(Records from a data source)
********************

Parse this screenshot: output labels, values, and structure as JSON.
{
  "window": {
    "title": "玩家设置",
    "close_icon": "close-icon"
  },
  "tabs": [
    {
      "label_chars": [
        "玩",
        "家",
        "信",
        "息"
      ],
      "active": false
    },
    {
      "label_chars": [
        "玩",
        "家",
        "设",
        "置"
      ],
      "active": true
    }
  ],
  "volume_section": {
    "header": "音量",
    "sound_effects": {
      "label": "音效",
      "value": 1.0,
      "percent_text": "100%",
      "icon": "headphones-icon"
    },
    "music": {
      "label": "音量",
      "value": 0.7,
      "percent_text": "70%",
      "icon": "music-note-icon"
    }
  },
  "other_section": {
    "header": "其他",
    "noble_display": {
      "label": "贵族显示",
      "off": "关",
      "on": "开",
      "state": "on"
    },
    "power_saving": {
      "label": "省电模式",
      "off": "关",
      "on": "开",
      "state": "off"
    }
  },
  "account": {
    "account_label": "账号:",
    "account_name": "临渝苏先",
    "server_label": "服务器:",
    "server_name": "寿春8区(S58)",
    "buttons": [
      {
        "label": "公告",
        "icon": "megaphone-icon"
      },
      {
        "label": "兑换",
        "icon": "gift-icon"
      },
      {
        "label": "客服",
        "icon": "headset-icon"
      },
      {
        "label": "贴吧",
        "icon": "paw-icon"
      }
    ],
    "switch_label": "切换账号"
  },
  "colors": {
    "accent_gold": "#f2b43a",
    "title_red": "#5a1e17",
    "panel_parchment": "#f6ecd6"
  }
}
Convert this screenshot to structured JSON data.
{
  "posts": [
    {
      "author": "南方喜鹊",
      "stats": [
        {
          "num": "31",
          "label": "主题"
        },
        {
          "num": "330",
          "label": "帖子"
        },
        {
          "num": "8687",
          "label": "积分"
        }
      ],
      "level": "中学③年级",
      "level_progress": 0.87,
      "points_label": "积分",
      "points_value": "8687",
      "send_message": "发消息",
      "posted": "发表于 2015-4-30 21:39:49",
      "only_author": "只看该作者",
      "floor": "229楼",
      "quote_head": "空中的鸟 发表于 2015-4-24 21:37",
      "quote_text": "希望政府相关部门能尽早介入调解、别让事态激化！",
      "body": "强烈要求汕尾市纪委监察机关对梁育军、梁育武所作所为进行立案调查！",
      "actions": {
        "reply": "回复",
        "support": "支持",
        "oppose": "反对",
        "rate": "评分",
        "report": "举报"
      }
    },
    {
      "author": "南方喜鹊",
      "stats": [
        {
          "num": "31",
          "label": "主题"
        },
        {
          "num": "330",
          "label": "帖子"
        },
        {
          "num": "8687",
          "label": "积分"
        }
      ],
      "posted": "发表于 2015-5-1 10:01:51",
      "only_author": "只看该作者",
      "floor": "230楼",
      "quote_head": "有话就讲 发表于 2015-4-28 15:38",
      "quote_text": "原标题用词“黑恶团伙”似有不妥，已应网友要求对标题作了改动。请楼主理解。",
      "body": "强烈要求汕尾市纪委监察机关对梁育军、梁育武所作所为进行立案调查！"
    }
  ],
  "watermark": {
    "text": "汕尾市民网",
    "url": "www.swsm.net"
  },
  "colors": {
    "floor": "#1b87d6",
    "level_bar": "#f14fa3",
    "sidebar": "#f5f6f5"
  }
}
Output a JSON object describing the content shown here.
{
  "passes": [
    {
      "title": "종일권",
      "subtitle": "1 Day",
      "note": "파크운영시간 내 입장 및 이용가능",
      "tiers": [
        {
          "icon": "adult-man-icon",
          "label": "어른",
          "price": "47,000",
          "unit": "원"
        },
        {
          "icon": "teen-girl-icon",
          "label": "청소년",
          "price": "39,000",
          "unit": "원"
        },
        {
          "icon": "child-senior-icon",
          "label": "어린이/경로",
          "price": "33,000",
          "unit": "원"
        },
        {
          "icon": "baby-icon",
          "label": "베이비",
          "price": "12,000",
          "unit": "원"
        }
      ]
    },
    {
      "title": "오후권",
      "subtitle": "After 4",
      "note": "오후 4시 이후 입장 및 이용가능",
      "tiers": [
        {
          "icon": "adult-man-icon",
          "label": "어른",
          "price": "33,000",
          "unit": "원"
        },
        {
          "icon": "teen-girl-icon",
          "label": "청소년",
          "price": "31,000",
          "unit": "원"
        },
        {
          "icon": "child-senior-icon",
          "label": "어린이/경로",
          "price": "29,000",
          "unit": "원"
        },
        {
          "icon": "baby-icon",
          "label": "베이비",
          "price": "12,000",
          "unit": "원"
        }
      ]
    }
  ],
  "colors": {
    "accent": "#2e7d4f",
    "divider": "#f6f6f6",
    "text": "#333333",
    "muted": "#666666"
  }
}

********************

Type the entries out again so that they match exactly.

Parse this screenshot: output labels, values, and structure as JSON.
{
  "window": {
    "title": "玩家设置",
    "close_icon": "close-icon"
  },
  "tabs": [
    {
      "label_chars": [
        "玩",
        "家",
        "信",
        "息"
      ],
      "active": false
    },
    {
      "label_chars": [
        "玩",
        "家",
        "设",
        "置"
      ],
      "active": true
    }
  ],
  "volume_section": {
    "header": "音量",
    "sound_effects": {
      "label": "音效",
      "value": 1.0,
      "percent_text": "100%",
      "icon": "headphones-icon"
    },
    "music": {
      "label": "音量",
      "value": 0.7,
      "percent_text": "70%",
      "icon": "music-note-icon"
    }
  },
  "other_section": {
    "header": "其他",
    "noble_display": {
      "label": "贵族显示",
      "off": "关",
      "on": "开",
      "state": "on"
    },
    "power_saving": {
      "label": "省电模式",
      "off": "关",
      "on": "开",
      "state": "off"
    }
  },
  "account": {
    "account_label": "账号:",
    "account_name": "临渝苏先",
    "server_label": "服务器:",
    "server_name": "寿春8区(S58)",
    "buttons": [
      {
        "label": "公告",
        "icon": "megaphone-icon"
      },
      {
        "label": "兑换",
        "icon": "gift-icon"
      },
      {
        "label": "客服",
        "icon": "headset-icon"
      },
      {
        "label": "贴吧",
        "icon": "paw-icon"
      }
    ],
    "switch_label": "切换账号"
  },
  "colors": {
    "accent_gold": "#f2b43a",
    "title_red": "#5a1e17",
    "panel_parchment": "#f6ecd6"
  }
}
Convert this screenshot to structured JSON data.
{
  "posts": [
    {
      "author": "南方喜鹊",
      "stats": [
        {
          "num": "31",
          "label": "主题"
        },
        {
          "num": "330",
          "label": "帖子"
        },
        {
          "num": "8687",
          "label": "积分"
        }
      ],
      "level": "中学③年级",
      "level_progress": 0.87,
      "points_label": "积分",
      "points_value": "8687",
      "send_message": "发消息",
      "posted": "发表于 2015-4-30 21:39:49",
      "only_author": "只看该作者",
      "floor": "229楼",
      "quote_head": "空中的鸟 发表于 2015-4-24 21:37",
      "quote_text": "希望政府相关部门能尽早介入调解、别让事态激化！",
      "body": "强烈要求汕尾市纪委监察机关对梁育军、梁育武所作所为进行立案调查！",
      "actions": {
        "reply": "回复",
        "support": "支持",
        "oppose": "反对",
        "rate": "评分",
        "report": "举报"
      }
    },
    {
      "author": "南方喜鹊",
      "stats": [
        {
          "num": "31",
          "label": "主题"
        },
        {
          "num": "330",
          "label": "帖子"
        },
        {
          "num": "8687",
          "label": "积分"
        }
      ],
      "posted": "发表于 2015-5-1 10:01:51",
      "only_author": "只看该作者",
      "floor": "230楼",
      "quote_head": "有话就讲 发表于 2015-4-28 15:38",
      "quote_text": "原标题用词“黑恶团伙”似有不妥，已应网友要求对标题作了改动。请楼主理解。",
      "body": "强烈要求汕尾市纪委监察机关对梁育军、梁育武所作所为进行立案调查！"
    }
  ],
  "watermark": {
    "text": "汕尾市民网",
    "url": "www.swsm.net"
  },
  "colors": {
    "floor": "#1b87d6",
    "level_bar": "#f14fa3",
    "sidebar": "#f5f6f5"
  }
}
Output a JSON object describing the content shown here.
{
  "passes": [
    {
      "title": "종일권",
      "subtitle": "1 Day",
      "note": "파크운영시간 내 입장 및 이용가능",
      "tiers": [
        {
          "icon": "adult-man-icon",
          "label": "어른",
          "price": "47,000",
          "unit": "원"
        },
        {
          "icon": "teen-girl-icon",
          "label": "청소년",
          "price": "39,000",
          "unit": "원"
        },
        {
          "icon": "child-senior-icon",
          "label": "어린이/경로",
          "price": "33,000",
          "unit": "원"
        },
        {
          "icon": "baby-icon",
          "label": "베이비",
          "price": "12,000",
          "unit": "원"
        }
      ]
    },
    {
      "title": "오후권",
      "subtitle": "After 4",
      "note": "오후 4시 이후 입장 및 이용가능",
      "tiers": [
        {
          "icon": "adult-man-icon",
          "label": "어른",
          "price": "33,000",
          "unit": "원"
        },
        {
          "icon": "teen-girl-icon",
          "label": "청소년",
          "price": "31,000",
          "unit": "원"
        },
        {
          "icon": "child-senior-icon",
          "label": "어린이/경로",
          "price": "29,000",
          "unit": "원"
        },
        {
          "icon": "baby-icon",
          "label": "베이비",
          "price": "12,000",
          "unit": "원"
        }
      ]
    }
  ],
  "colors": {
    "accent": "#2e7d4f",
    "divider": "#f6f6f6",
    "text": "#333333",
    "muted": "#666666"
  }
}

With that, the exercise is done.